Saipan’s very own “yellow submarine” has landed on the cover of an international magazine.
Pacific Subsea Saipan Inc.’s Deepstar was featured in the prestigious Sea Technology magazine for its July issue.
“We’re very proud, we’re very happy that Sea Technology asked us to be featured,” Pacific Subsea Saipan Inc.’s chief executive officer Jack McClure said.
“This particular magazine is a technical journal for people who are in the underwater industry worldwide. Most people who are engaged in that sort of business subscribe to this magazine,” he added.
Although the article focused on the technical aspects of the parts of submarine and that the magazine itself is not one to be read by the ordinary tourist, McClure said Saipan has been enjoying some attention as a result of the feature.
“I have received lots of phone calls and inquiries all over the world regarding the product and regarding what’s going on in Saipan,” McClure said, “There was a lot of interest in what we were doing here, how it was going.”
McClure said one of the reasons why they were chosen to be on the cover is because “Saipan is kind of an exotic place.”
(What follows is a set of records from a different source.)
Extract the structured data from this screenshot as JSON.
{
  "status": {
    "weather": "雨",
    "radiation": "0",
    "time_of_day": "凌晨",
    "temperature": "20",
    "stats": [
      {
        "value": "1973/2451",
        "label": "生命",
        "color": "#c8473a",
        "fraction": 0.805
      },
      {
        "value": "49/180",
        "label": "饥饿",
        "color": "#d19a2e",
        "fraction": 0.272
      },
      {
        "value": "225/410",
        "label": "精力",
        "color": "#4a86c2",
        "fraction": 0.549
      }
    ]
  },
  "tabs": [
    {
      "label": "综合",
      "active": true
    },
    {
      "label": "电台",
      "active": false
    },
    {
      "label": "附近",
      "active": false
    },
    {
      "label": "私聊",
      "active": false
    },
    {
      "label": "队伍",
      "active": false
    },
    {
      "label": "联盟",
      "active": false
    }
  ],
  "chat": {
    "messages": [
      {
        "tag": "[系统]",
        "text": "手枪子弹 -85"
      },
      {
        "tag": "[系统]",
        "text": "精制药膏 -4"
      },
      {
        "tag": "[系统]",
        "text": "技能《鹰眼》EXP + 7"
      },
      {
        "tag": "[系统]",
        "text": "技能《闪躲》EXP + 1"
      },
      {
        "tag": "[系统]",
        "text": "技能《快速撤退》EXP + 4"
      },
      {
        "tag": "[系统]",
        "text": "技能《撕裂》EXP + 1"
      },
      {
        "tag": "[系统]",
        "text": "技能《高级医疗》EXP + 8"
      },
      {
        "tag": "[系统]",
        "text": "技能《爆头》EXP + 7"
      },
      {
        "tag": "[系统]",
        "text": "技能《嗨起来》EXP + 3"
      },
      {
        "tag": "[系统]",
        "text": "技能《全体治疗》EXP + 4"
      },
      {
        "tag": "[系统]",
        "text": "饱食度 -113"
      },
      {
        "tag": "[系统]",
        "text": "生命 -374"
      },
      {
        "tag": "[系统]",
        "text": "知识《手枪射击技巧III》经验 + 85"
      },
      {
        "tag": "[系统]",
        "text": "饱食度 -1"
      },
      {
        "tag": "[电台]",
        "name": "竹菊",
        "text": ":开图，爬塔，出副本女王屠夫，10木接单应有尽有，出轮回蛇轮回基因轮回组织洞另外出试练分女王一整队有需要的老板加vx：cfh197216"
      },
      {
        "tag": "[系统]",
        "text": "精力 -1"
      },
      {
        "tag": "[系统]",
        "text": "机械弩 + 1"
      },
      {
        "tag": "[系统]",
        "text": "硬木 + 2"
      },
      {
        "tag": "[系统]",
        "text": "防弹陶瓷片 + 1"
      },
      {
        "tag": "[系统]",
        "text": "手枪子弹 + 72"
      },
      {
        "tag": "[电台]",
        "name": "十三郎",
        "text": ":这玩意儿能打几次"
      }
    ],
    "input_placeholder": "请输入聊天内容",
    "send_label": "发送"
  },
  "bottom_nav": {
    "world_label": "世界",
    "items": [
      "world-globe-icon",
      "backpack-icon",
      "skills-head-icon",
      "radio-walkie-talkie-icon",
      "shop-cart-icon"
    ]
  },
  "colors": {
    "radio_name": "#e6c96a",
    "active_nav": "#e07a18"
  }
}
According to McClure, they were discovered by the magazine after they ordered new cables from their supplier.
“As a result of our company doing an order with one of the suppliers to manufacture some equipment for the submarine, our story was picked up,” McClure said.
“They wanted to write a feature in this magazine about that technique that was used to make those particular items,” he added.
Deepstar, which is one of the very first tourist submarines in world, has been on Saipan since 1991. It is an eco-friendly, fully functioning submersible that uses electricity from batteries to run the thruster motors and propel the submarine.
According to Pacific Subsea, they are the largest marine tour and second most asked for tour on Saipan. Deepstar is able to do eight dives a day with up to 48 passengers each trip.
Pacific Subsea’s consistent compliance with the American Bureau of Shipping and U.S. Coast Guard regulations allows it to continue operating for tourism activities and employ over 40 workers on island.